**WORK TASK**
Your reply should be an exact copy of every entry, with the pictures removed.

**ENTRIES SUPPLIED**
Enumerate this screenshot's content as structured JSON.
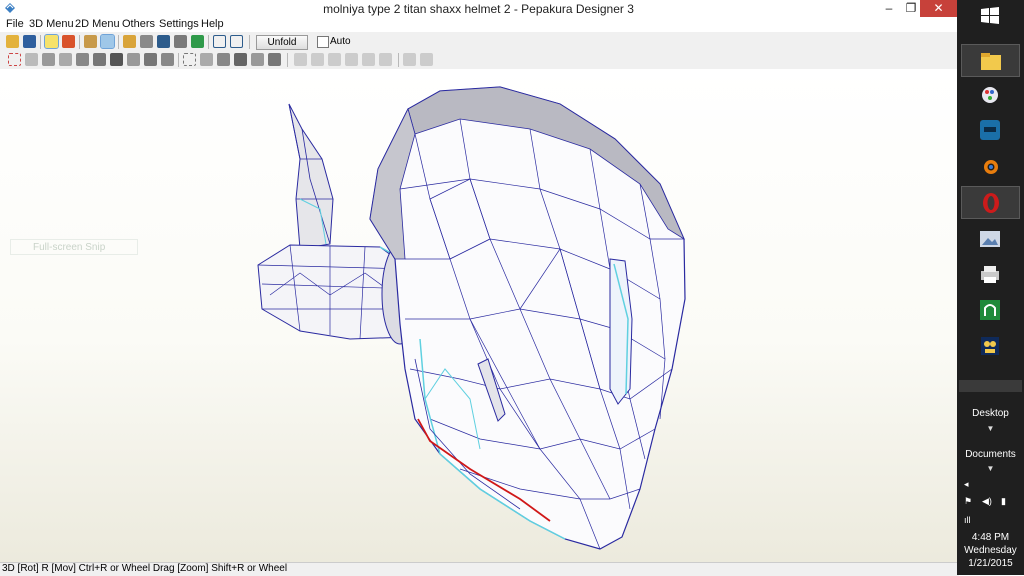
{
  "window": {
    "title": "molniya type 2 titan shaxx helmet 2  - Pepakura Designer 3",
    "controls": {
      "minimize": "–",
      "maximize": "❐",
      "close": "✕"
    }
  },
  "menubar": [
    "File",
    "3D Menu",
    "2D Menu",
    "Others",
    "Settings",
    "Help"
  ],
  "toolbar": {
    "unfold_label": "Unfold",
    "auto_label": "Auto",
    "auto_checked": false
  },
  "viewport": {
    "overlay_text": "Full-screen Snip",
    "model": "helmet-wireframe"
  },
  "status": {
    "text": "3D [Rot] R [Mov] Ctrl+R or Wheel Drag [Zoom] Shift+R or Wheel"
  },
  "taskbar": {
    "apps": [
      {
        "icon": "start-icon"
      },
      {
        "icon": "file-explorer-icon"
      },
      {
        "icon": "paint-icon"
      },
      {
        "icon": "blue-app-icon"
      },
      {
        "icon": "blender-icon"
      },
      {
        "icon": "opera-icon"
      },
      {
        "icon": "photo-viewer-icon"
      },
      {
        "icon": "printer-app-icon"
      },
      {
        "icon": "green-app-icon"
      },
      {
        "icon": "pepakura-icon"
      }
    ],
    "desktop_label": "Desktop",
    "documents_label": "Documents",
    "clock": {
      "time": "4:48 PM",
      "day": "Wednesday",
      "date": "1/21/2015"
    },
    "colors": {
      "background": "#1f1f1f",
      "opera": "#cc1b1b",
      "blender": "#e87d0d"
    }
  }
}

**YOUR RESPONSE**
Enumerate this screenshot's content as structured JSON.
{
  "window": {
    "title": "molniya type 2 titan shaxx helmet 2  - Pepakura Designer 3",
    "controls": {
      "minimize": "–",
      "maximize": "❐",
      "close": "✕"
    }
  },
  "menubar": [
    "File",
    "3D Menu",
    "2D Menu",
    "Others",
    "Settings",
    "Help"
  ],
  "toolbar": {
    "unfold_label": "Unfold",
    "auto_label": "Auto",
    "auto_checked": false
  },
  "viewport": {
    "overlay_text": "Full-screen Snip",
    "model": "helmet-wireframe"
  },
  "status": {
    "text": "3D [Rot] R [Mov] Ctrl+R or Wheel Drag [Zoom] Shift+R or Wheel"
  },
  "taskbar": {
    "apps": [
      {
        "icon": "start-icon"
      },
      {
        "icon": "file-explorer-icon"
      },
      {
        "icon": "paint-icon"
      },
      {
        "icon": "blue-app-icon"
      },
      {
        "icon": "blender-icon"
      },
      {
        "icon": "opera-icon"
      },
      {
        "icon": "photo-viewer-icon"
      },
      {
        "icon": "printer-app-icon"
      },
      {
        "icon": "green-app-icon"
      },
      {
        "icon": "pepakura-icon"
      }
    ],
    "desktop_label": "Desktop",
    "documents_label": "Documents",
    "clock": {
      "time": "4:48 PM",
      "day": "Wednesday",
      "date": "1/21/2015"
    },
    "colors": {
      "background": "#1f1f1f",
      "opera": "#cc1b1b",
      "blender": "#e87d0d"
    }
  }
}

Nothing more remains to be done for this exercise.